▸ Available data
++++++

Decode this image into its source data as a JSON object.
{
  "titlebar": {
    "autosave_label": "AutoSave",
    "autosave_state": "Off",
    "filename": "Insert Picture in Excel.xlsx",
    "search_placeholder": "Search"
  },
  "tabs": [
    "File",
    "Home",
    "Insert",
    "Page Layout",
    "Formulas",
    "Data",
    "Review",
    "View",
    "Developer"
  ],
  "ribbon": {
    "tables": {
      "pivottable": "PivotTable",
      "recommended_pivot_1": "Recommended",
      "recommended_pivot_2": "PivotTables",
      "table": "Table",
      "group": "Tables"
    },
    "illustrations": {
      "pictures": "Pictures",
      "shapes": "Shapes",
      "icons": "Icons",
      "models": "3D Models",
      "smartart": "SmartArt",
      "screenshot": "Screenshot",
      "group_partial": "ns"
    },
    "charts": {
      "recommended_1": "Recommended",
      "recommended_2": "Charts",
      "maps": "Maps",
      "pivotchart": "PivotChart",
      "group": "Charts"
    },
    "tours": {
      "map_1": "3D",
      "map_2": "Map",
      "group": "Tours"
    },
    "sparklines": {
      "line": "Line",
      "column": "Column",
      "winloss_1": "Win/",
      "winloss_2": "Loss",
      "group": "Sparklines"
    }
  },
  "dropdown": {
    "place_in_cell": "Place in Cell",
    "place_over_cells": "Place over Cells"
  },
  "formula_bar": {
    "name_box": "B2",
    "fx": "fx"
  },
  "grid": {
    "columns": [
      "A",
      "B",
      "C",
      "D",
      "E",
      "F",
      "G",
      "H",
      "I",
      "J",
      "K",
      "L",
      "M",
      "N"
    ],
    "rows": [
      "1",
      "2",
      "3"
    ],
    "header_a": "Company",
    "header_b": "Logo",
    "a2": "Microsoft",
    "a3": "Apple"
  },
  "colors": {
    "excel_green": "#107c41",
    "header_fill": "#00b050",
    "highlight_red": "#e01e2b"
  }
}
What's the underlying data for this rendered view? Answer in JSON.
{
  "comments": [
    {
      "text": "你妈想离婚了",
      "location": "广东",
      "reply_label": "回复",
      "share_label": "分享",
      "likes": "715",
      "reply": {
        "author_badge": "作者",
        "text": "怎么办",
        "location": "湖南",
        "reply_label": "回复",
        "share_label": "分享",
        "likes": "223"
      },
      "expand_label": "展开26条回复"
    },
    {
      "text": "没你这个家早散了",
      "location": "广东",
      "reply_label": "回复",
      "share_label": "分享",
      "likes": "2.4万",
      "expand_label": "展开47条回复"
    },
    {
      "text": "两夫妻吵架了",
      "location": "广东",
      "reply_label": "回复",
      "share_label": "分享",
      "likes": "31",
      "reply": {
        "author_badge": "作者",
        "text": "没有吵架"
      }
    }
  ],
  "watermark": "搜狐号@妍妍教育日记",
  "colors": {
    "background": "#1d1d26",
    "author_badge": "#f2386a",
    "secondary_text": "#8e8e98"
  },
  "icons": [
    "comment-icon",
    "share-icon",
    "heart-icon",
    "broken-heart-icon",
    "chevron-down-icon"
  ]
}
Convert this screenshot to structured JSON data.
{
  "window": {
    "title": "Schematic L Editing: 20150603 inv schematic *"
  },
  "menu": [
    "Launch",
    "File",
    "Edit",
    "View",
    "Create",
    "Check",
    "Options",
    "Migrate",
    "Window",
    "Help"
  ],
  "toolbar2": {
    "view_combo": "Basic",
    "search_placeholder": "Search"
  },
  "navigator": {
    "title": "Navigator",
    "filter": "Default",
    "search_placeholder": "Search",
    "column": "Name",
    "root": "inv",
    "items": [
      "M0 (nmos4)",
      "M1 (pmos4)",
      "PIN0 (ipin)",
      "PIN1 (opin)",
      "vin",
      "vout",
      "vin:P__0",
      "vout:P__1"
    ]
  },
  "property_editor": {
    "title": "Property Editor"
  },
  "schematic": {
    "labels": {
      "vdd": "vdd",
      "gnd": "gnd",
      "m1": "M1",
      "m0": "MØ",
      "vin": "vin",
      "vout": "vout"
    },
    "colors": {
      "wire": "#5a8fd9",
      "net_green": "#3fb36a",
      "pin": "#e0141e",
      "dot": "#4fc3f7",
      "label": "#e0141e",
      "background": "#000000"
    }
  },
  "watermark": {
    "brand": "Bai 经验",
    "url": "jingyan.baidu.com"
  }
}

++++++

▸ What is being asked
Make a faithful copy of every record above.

▸ Output
Decode this image into its source data as a JSON object.
{
  "titlebar": {
    "autosave_label": "AutoSave",
    "autosave_state": "Off",
    "filename": "Insert Picture in Excel.xlsx",
    "search_placeholder": "Search"
  },
  "tabs": [
    "File",
    "Home",
    "Insert",
    "Page Layout",
    "Formulas",
    "Data",
    "Review",
    "View",
    "Developer"
  ],
  "ribbon": {
    "tables": {
      "pivottable": "PivotTable",
      "recommended_pivot_1": "Recommended",
      "recommended_pivot_2": "PivotTables",
      "table": "Table",
      "group": "Tables"
    },
    "illustrations": {
      "pictures": "Pictures",
      "shapes": "Shapes",
      "icons": "Icons",
      "models": "3D Models",
      "smartart": "SmartArt",
      "screenshot": "Screenshot",
      "group_partial": "ns"
    },
    "charts": {
      "recommended_1": "Recommended",
      "recommended_2": "Charts",
      "maps": "Maps",
      "pivotchart": "PivotChart",
      "group": "Charts"
    },
    "tours": {
      "map_1": "3D",
      "map_2": "Map",
      "group": "Tours"
    },
    "sparklines": {
      "line": "Line",
      "column": "Column",
      "winloss_1": "Win/",
      "winloss_2": "Loss",
      "group": "Sparklines"
    }
  },
  "dropdown": {
    "place_in_cell": "Place in Cell",
    "place_over_cells": "Place over Cells"
  },
  "formula_bar": {
    "name_box": "B2",
    "fx": "fx"
  },
  "grid": {
    "columns": [
      "A",
      "B",
      "C",
      "D",
      "E",
      "F",
      "G",
      "H",
      "I",
      "J",
      "K",
      "L",
      "M",
      "N"
    ],
    "rows": [
      "1",
      "2",
      "3"
    ],
    "header_a": "Company",
    "header_b": "Logo",
    "a2": "Microsoft",
    "a3": "Apple"
  },
  "colors": {
    "excel_green": "#107c41",
    "header_fill": "#00b050",
    "highlight_red": "#e01e2b"
  }
}
What's the underlying data for this rendered view? Answer in JSON.
{
  "comments": [
    {
      "text": "你妈想离婚了",
      "location": "广东",
      "reply_label": "回复",
      "share_label": "分享",
      "likes": "715",
      "reply": {
        "author_badge": "作者",
        "text": "怎么办",
        "location": "湖南",
        "reply_label": "回复",
        "share_label": "分享",
        "likes": "223"
      },
      "expand_label": "展开26条回复"
    },
    {
      "text": "没你这个家早散了",
      "location": "广东",
      "reply_label": "回复",
      "share_label": "分享",
      "likes": "2.4万",
      "expand_label": "展开47条回复"
    },
    {
      "text": "两夫妻吵架了",
      "location": "广东",
      "reply_label": "回复",
      "share_label": "分享",
      "likes": "31",
      "reply": {
        "author_badge": "作者",
        "text": "没有吵架"
      }
    }
  ],
  "watermark": "搜狐号@妍妍教育日记",
  "colors": {
    "background": "#1d1d26",
    "author_badge": "#f2386a",
    "secondary_text": "#8e8e98"
  },
  "icons": [
    "comment-icon",
    "share-icon",
    "heart-icon",
    "broken-heart-icon",
    "chevron-down-icon"
  ]
}
Convert this screenshot to structured JSON data.
{
  "window": {
    "title": "Schematic L Editing: 20150603 inv schematic *"
  },
  "menu": [
    "Launch",
    "File",
    "Edit",
    "View",
    "Create",
    "Check",
    "Options",
    "Migrate",
    "Window",
    "Help"
  ],
  "toolbar2": {
    "view_combo": "Basic",
    "search_placeholder": "Search"
  },
  "navigator": {
    "title": "Navigator",
    "filter": "Default",
    "search_placeholder": "Search",
    "column": "Name",
    "root": "inv",
    "items": [
      "M0 (nmos4)",
      "M1 (pmos4)",
      "PIN0 (ipin)",
      "PIN1 (opin)",
      "vin",
      "vout",
      "vin:P__0",
      "vout:P__1"
    ]
  },
  "property_editor": {
    "title": "Property Editor"
  },
  "schematic": {
    "labels": {
      "vdd": "vdd",
      "gnd": "gnd",
      "m1": "M1",
      "m0": "MØ",
      "vin": "vin",
      "vout": "vout"
    },
    "colors": {
      "wire": "#5a8fd9",
      "net_green": "#3fb36a",
      "pin": "#e0141e",
      "dot": "#4fc3f7",
      "label": "#e0141e",
      "background": "#000000"
    }
  },
  "watermark": {
    "brand": "Bai 经验",
    "url": "jingyan.baidu.com"
  }
}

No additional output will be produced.